Most of the indigenous peoples live in small villages close to their subsistence areas where (in addition to more modern occupations) they pursue traditional subsistence activities like reindeer-herding, hunting, fishing and gathering. But they face severe problems. Since the colonisation of the North, large expanses have been converted into areas for alien settlement, transportation routes, industry, forestry, mining and oil production, and have been devastated by pollution, irresponsible managed oil and mineral prospecting, and military activity.

As in other parts of the world such as Russia, indigenous peoples have strong ties to their environment. Spirituality and subsistence keep them closely attached to nature: their cultural identity is directly dependent on intact ecosystems within their areas.
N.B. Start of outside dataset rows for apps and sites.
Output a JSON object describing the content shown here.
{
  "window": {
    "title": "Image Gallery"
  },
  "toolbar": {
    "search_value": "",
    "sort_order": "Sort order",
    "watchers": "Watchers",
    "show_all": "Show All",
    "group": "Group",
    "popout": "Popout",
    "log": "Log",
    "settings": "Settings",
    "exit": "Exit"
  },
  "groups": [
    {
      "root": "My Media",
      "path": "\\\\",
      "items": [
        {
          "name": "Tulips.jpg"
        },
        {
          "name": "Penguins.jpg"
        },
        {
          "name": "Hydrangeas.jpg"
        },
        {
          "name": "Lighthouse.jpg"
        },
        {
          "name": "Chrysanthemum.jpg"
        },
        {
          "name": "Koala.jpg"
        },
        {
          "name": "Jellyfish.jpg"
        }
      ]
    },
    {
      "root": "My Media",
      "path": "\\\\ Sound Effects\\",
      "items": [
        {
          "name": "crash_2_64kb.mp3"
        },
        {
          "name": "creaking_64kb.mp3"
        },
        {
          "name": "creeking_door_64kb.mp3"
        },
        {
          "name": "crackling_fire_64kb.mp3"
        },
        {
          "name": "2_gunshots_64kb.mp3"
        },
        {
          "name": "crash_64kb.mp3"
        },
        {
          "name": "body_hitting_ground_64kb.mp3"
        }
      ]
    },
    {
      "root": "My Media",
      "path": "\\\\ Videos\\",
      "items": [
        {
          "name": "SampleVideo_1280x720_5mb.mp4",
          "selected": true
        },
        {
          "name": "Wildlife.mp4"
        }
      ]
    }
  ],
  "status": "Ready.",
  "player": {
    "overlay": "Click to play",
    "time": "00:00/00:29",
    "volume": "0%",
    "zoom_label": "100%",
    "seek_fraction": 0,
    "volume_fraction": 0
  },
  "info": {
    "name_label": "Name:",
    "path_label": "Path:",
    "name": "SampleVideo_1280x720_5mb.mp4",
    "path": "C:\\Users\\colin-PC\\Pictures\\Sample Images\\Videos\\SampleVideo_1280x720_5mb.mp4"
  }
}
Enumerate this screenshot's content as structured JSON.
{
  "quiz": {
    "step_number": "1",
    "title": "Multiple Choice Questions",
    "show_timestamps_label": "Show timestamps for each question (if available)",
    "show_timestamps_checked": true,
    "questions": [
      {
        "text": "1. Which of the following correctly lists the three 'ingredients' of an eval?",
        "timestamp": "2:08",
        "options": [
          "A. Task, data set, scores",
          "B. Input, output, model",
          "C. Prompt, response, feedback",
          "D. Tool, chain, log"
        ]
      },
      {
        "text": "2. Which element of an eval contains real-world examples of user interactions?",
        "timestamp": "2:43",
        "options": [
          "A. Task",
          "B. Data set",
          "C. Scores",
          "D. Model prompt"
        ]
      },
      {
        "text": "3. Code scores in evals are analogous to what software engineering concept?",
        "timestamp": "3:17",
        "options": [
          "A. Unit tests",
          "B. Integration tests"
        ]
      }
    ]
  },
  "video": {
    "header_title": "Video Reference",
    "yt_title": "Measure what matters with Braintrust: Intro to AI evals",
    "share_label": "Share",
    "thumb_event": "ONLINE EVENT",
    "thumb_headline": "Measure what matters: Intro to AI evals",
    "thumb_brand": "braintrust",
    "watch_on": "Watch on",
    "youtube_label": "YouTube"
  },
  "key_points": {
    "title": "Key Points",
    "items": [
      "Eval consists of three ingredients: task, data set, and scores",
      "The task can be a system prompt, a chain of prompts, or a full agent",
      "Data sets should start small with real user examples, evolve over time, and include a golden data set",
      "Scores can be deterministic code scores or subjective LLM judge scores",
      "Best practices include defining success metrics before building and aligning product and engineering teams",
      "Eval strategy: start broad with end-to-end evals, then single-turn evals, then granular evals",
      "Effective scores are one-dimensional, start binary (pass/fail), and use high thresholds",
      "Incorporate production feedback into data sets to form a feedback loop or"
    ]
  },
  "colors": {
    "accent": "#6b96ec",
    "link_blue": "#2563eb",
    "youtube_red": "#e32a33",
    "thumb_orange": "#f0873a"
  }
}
This explains the great difficulties many indigenous peoples have in adopting modern ways of life, and the social disaster that resulted from the state’s attempt to settle nomads, reverse social structures, reorganise subsistence into commercial economies, etc.

The recent socio-economic crises in Russia with the transition to a market economy have led to a breakdown of most of the supply and transportation system in remote areas. Their inhabitants were first incorporated into the alien Soviet economic system, then made dependent on modern infrastructure and product distribution; now they have been left without supplies, medical care or the economic means and legal expertise to deal with this situation. Many would like to return to the old ways of life but this is now difficult because their natural environment, culture and traditions has been degraded or destroyed.

The indigenous people of Russia have since 1990 organised themselves in the Russian Asso-cia-tion of Indigenous Minorities of the North, Siberia and the Far East, RAIPON. Its main concerns are environment, health, legal issues and economy, but it lacks the financial means to succeed. In most areas, there is a shortage of even basic things like food, equipment and firewood. So the need for continuous support from outside is crucial.

Winfried K. Dallmann
Norwegian Polar Institute